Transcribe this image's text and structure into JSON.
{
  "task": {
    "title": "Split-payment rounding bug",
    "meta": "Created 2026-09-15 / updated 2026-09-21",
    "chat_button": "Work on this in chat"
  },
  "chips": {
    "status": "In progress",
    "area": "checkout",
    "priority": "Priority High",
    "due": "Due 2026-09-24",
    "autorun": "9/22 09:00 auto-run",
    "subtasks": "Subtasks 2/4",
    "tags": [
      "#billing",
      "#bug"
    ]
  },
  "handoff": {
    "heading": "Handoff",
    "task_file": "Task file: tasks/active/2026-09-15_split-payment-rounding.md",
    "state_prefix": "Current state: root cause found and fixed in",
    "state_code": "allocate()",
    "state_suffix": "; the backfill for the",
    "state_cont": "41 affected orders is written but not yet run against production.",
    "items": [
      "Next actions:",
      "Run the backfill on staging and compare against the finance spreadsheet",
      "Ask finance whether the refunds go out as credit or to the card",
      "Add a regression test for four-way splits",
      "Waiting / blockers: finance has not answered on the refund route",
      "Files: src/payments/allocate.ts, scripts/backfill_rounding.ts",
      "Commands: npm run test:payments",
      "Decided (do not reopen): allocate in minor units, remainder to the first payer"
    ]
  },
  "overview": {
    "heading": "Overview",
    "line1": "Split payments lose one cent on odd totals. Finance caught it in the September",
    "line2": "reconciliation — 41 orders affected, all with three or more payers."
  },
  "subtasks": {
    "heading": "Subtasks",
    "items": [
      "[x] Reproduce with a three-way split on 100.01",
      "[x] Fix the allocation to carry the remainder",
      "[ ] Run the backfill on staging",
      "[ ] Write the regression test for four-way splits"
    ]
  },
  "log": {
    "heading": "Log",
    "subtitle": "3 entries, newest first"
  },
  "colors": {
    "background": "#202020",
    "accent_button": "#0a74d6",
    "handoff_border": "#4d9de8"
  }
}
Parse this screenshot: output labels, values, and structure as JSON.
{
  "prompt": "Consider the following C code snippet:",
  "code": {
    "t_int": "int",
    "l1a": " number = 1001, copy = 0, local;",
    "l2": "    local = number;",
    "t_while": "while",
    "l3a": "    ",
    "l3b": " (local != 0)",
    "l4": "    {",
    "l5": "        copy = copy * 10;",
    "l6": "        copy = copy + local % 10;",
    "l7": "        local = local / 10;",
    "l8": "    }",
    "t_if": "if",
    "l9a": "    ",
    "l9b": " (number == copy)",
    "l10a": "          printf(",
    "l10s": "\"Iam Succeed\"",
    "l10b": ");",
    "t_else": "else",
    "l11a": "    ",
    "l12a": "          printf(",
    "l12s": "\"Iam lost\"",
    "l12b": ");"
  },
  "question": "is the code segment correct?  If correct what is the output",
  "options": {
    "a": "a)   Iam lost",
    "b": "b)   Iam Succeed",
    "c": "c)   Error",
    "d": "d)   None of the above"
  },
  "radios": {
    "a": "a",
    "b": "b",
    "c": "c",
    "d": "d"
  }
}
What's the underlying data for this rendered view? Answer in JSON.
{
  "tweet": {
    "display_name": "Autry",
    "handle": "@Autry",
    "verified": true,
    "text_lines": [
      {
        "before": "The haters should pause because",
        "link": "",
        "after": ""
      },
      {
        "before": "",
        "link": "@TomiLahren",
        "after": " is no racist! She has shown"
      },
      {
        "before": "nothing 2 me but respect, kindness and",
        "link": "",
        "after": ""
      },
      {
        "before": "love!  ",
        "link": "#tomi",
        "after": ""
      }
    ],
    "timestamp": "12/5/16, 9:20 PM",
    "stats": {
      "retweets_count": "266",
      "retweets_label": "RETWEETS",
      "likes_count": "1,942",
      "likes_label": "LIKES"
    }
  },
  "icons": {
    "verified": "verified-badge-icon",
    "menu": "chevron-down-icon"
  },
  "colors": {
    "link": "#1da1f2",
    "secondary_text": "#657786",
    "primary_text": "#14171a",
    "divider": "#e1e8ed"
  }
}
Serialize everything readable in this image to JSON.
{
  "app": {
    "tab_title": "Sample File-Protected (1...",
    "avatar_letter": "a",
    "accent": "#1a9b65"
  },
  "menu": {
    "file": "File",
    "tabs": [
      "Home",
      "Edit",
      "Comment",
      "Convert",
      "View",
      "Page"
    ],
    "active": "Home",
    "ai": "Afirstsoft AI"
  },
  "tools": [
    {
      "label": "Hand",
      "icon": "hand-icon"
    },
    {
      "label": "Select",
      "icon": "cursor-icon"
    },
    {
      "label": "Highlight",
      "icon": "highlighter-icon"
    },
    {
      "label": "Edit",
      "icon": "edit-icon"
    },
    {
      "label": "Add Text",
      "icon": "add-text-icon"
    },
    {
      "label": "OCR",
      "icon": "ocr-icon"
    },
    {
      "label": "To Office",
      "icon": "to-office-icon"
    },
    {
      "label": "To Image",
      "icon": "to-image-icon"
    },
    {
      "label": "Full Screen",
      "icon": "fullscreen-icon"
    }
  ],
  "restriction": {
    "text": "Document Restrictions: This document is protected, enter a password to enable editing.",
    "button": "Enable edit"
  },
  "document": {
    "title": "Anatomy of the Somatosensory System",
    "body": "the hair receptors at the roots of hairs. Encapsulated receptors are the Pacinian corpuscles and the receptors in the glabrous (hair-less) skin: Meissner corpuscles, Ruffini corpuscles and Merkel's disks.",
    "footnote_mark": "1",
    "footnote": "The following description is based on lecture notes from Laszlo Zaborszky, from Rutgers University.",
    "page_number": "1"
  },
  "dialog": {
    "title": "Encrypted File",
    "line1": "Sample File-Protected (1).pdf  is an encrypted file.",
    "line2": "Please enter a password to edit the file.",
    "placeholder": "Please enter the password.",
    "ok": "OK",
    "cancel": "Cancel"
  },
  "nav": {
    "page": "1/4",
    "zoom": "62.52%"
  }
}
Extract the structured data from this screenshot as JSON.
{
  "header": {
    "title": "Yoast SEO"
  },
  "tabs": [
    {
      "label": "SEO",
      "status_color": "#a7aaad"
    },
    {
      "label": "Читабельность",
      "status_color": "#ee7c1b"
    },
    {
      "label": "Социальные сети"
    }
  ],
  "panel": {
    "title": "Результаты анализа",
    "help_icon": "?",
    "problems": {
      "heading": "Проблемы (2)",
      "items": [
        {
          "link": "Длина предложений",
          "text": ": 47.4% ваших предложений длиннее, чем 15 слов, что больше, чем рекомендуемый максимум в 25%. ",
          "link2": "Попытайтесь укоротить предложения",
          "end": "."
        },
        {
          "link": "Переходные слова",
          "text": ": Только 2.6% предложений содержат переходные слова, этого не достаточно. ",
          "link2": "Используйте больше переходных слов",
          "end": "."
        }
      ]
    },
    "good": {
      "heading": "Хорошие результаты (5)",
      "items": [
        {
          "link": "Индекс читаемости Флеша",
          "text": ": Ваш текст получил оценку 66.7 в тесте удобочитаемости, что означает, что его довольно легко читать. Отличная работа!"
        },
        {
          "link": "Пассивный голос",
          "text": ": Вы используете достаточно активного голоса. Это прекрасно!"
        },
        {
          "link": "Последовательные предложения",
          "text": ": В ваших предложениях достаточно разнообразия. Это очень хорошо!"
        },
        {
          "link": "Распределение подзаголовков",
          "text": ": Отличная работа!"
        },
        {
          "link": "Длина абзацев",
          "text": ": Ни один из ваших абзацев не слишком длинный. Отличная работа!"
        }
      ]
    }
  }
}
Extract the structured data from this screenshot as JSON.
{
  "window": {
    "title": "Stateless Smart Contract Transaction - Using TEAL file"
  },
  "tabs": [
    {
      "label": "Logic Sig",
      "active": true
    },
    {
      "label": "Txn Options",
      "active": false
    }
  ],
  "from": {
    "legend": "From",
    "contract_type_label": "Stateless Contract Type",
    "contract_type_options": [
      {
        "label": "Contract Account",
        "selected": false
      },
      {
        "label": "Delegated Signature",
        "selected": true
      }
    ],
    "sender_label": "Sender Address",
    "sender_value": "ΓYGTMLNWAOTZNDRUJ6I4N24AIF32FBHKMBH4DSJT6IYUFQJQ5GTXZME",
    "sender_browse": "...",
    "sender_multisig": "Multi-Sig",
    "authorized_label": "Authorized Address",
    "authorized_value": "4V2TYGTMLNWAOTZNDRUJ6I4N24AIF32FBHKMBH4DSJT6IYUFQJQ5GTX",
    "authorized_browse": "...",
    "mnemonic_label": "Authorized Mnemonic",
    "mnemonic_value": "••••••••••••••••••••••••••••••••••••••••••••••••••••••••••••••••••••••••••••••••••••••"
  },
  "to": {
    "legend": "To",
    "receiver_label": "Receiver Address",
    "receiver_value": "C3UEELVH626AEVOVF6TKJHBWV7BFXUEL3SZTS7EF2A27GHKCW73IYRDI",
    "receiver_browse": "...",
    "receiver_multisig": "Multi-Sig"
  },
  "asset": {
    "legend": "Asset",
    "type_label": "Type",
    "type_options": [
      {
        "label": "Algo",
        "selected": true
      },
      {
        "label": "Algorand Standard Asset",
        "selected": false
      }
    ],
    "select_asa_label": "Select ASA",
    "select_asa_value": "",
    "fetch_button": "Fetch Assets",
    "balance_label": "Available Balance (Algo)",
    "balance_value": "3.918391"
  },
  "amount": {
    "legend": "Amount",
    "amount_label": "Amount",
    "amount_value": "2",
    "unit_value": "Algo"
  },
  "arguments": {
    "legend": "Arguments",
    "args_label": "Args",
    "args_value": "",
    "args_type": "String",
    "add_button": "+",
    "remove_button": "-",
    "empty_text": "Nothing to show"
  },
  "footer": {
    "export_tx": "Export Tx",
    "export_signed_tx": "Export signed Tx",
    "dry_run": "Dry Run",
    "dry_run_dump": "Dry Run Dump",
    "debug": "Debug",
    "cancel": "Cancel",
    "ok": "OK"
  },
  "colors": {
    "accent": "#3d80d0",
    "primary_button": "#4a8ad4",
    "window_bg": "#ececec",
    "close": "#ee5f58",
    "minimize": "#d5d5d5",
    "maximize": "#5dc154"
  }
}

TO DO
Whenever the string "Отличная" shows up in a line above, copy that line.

RESULT FOR THIS EXERCISE
          "text": ": Ваш текст получил оценку 66.7 в тесте удобочитаемости, что означает, что его довольно легко читать. Отличная работа!"
          "text": ": Отличная работа!"
          "text": ": Ни один из ваших абзацев не слишком длинный. Отличная работа!"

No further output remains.